be set by the court and to be taxed and collected as other
costs of the action.
Stat. tit. 12, § 940(A). Further, the “prevailing
party” under § 940 “is the party for whom
judgment is rendered.” Underwriters at Lloyd's
of London v. N. Am. Van Lines, 829 P.2d 978, 981 (Okla.
response, plaintiff asserts that because Halliburton jointly
made an offer to confess judgment with Newfield and at trial,
plaintiff was awarded damages against Newfield in an amount
greater than the offer to confess judgment, Halliburton is
not a prevailing party. Plaintiff, however, cites to
absolutely no case law to support its assertion. Having
reviewed the parties' submissions, as well as
Oklahoma's statutory and case law, the Court finds that
plaintiff's assertion is without merit. Even if two
defendants make a joint offer to confess judgment, when
determining whether a defendant is a prevailing party, that
defendant must be viewed individually. In the case at bar,
judgment was rendered in favor of Halliburton and against
plaintiff. See November 20, 2017 Judgment [docket
no. 135]. Thus, the Court finds that Halliburton is the
prevailing party under § 940 and is entitled to an award
of attorneys' fees.
an award of attorneys' fees, the amount of fees must be
grounded on the touchstone of reasonableness. Under Oklahoma
law, the reasonableness of attorneys' fees is determined
using the following Burk factors: (1) the time and
labor required, (2) the novelty and difficulty of the
questions presented, (3) the skill requisite to perform the
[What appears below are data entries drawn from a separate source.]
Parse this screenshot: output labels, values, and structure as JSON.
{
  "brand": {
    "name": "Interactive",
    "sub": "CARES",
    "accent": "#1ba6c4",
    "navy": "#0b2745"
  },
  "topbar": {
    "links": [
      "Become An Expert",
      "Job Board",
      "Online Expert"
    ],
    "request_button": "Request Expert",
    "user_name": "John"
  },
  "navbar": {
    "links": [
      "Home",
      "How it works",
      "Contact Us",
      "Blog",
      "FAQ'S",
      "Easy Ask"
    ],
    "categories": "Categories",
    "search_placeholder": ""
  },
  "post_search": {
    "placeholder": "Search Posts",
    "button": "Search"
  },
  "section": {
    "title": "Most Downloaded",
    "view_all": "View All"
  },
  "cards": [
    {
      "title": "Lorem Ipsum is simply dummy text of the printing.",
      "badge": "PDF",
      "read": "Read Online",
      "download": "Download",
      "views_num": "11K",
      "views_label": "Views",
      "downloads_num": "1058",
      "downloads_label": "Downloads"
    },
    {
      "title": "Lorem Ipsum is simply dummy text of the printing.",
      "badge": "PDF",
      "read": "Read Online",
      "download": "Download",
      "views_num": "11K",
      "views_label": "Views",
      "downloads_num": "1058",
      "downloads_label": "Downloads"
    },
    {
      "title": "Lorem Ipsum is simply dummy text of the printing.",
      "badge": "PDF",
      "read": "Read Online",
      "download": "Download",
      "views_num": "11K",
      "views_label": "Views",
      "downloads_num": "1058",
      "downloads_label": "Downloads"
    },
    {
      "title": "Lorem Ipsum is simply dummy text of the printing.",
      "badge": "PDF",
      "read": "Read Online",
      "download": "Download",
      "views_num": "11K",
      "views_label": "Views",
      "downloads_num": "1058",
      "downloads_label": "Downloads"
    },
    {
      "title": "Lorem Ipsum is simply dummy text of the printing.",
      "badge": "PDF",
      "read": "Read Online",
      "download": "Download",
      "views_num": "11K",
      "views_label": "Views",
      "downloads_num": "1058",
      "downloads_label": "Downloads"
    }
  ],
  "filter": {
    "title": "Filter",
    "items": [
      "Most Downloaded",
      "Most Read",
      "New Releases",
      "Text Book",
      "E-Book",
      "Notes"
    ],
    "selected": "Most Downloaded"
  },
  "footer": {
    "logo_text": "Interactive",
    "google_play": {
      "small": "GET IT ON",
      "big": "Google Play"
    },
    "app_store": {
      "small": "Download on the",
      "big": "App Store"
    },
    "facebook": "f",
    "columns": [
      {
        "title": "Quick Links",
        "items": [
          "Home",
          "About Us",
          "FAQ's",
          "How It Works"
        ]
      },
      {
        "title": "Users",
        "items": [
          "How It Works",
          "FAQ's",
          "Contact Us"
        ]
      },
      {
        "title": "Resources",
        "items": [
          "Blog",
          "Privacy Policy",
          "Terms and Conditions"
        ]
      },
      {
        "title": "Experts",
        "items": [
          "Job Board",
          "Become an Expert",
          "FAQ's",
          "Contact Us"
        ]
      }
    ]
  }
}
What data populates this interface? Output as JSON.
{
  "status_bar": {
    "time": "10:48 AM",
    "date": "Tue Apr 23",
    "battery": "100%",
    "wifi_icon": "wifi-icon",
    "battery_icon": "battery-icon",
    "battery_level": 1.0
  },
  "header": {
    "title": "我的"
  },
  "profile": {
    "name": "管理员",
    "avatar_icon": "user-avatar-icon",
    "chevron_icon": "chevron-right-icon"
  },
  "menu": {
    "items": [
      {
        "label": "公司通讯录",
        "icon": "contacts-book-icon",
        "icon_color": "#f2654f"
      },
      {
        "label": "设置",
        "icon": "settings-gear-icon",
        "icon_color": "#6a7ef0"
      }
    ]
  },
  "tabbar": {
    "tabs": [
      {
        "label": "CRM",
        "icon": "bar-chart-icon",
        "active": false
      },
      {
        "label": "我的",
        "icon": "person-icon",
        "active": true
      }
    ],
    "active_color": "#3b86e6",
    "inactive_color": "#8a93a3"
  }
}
legal service properly, (4) the preclusion of other
employment by the attorney due to acceptance of the case, (5)
the customary fee, (6) whether the fee is fixed or
contingent, (7) time limitations imposed by the client or the
circumstances, (8) the amount involved and the results
obtained, (9) the experience, reputation and ability of the
attorneys, (10) the “undesirability” of the case,
(11) the nature and length of the professional relationship
with the client, and (12) awards in similar cases. See
Burk, 598 P.2d at 661. The Oklahoma Supreme Court has
further held that “[reasonable value of services should
be predicated on the standards within the local legal
community.” Id. at 663.
carefully reviewed the parties' submissions, and having
considered all of the Burk factors, the Court finds
that Halliburton's requested award of attorneys' fees
is reasonable. Specifically, the Court finds that the hours
expended by Halliburton's counsel are reasonable and
necessary. The Court finds that the total hours expended by
Halliburton's counsel are commensurate with the
complexity of the case and the issues involved. The Court
would also note that in this case, nine depositions were
taken, multiple experts were involved, multiple attempts at
settlement were tried, and several matters involved briefing.
Further, the Court finds that the requested hourly rates for
Halliburton's counsel are reasonable. Specifically, the
Court finds that the fees sought are consistent with the
rates charged by attorneys with similar qualifications and
for similar work in Oklahoma City.
the Court GRANTS Halliburton's Motion for Attorneys'
Fees [docket no. 140] and AWARDS Halliburton its
attorneys' fees against plaintiff Singer Oil Company, LLC
in the amount of $76, 899.50.